Belize is susceptible not only to internal social and economic pressures, but also to climate change, regional economic and political events and migration patterns. All combined, the results are significant social and economic inequality, geographic, age and gender-based disparity in access to services, and high levels of vulnerability to widespread violence, as clearly indicated in the MICS5 Report released by UNICEF and the Statistics Institute of Belize in 2017.
- Today, 49% — almost half — of all Belizean children live in multidimensional poverty.
- While infant mortality has decreased since the early 2000’s, today 18 of every 1000 babies do not survive.
- Nutrition is still a concern: 19% of our children are affected by growth stunting.
- Access to safe drinking water and sanitation remains elusive, with 27% of the schools inspected having contaminated water.
- Only 55% of children currently have access to quality early childhood education. While almost all of Belize’s children attend primary school, too many are not moving on to high school. Only 63% of our girls are in secondary school and only 57% of the boys.
- Only 24% of our children have support from their fathers as they grow; mothers are not a guaranteed presence either, with only 68% caring for their children in their first years of life.
- 65% of our children aged 1-14 report experiencing physical punishment, often severe and many report psychological abuse and aggression from parents and caregivers.

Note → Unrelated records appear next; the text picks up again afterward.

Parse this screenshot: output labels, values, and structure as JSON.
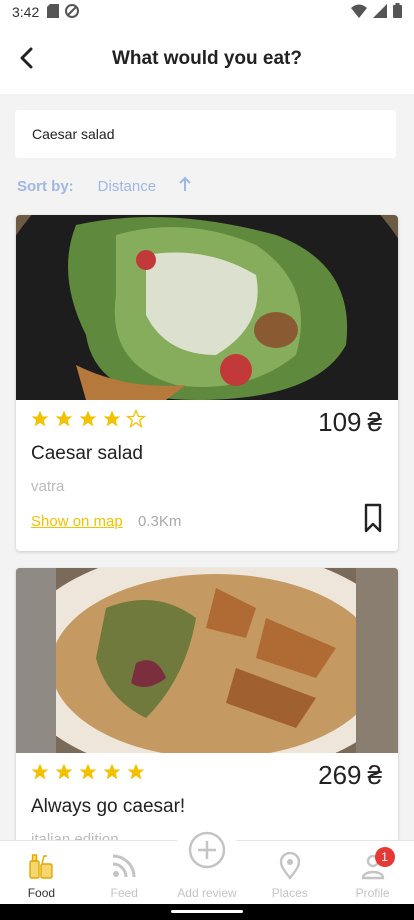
{
  "status_bar": {
    "time": "3:42"
  },
  "header": {
    "title": "What would you eat?"
  },
  "search": {
    "value": "Caesar salad"
  },
  "sort": {
    "label": "Sort by:",
    "value": "Distance"
  },
  "cards": [
    {
      "rating": 4,
      "price": "109",
      "currency": "₴",
      "name": "Caesar salad",
      "place": "vatra",
      "show_on_map": "Show on map",
      "distance": "0.3Km"
    },
    {
      "rating": 5,
      "price": "269",
      "currency": "₴",
      "name": "Always go caesar!",
      "place": "italian edition"
    }
  ],
  "bottom_nav": {
    "food": "Food",
    "feed": "Feed",
    "add_review": "Add review",
    "places": "Places",
    "profile": "Profile",
    "profile_badge": "1"
  },
  "colors": {
    "accent": "#f2c200",
    "sort_text": "#9fb6e6",
    "badge": "#e53935"
  }
}
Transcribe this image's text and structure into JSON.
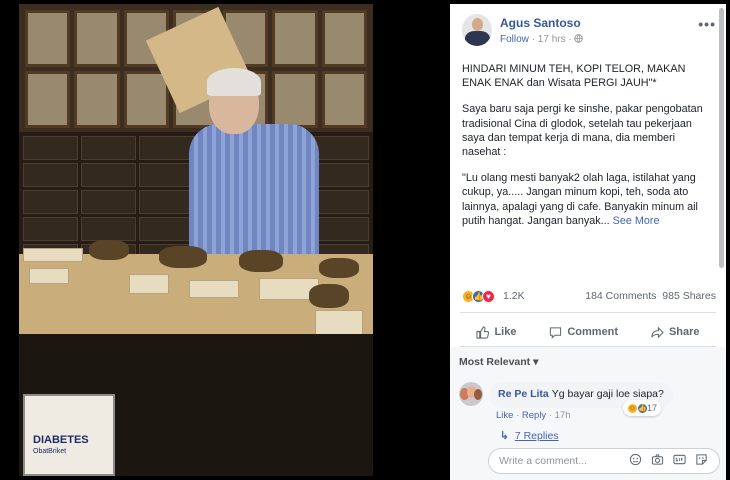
{
  "author": {
    "name": "Agus Santoso",
    "follow_label": "Follow",
    "time": "17 hrs",
    "privacy_icon": "globe-icon"
  },
  "post": {
    "paragraphs": [
      "HINDARI MINUM TEH, KOPI TELOR, MAKAN ENAK ENAK dan Wisata PERGI JAUH\"*",
      "Saya baru saja pergi ke sinshe, pakar pengobatan tradisional Cina di glodok, setelah tau pekerjaan saya dan tempat kerja di mana, dia memberi nasehat :",
      "\"Lu olang mesti banyak2 olah laga, istilahat yang cukup, ya..... Jangan minum kopi, teh, soda ato lainnya, apalagi yang di cafe. Banyakin minum ail putih hangat. Jangan banyak..."
    ],
    "see_more_label": "See More"
  },
  "stats": {
    "reactions_count": "1.2K",
    "comments": "184 Comments",
    "shares": "985 Shares"
  },
  "actions": {
    "like": "Like",
    "comment": "Comment",
    "share": "Share"
  },
  "filter": {
    "label": "Most Relevant ▾"
  },
  "comment": {
    "author": "Re Pe Lita",
    "text": "Yg bayar gaji loe siapa?",
    "like_label": "Like",
    "reply_label": "Reply",
    "time": "17h",
    "reaction_count": "17",
    "replies_label": "7 Replies"
  },
  "composer": {
    "placeholder": "Write a comment..."
  },
  "photo": {
    "poster_text": "DIABETES",
    "poster_sub": "ObatBriket"
  },
  "colors": {
    "link": "#365899",
    "accent": "#4267b2",
    "muted": "#90949c"
  }
}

Countless Belizean children have been traumatized by gang violence, crime and domestic violence, losing loved ones to murder, road traffic accidents and illnesses such as diabetes, heart disease and HIV/AIDS. As Belize enters the digital age, the country’s children must now confront new problems such as cyberbullying and exploitation by adults online.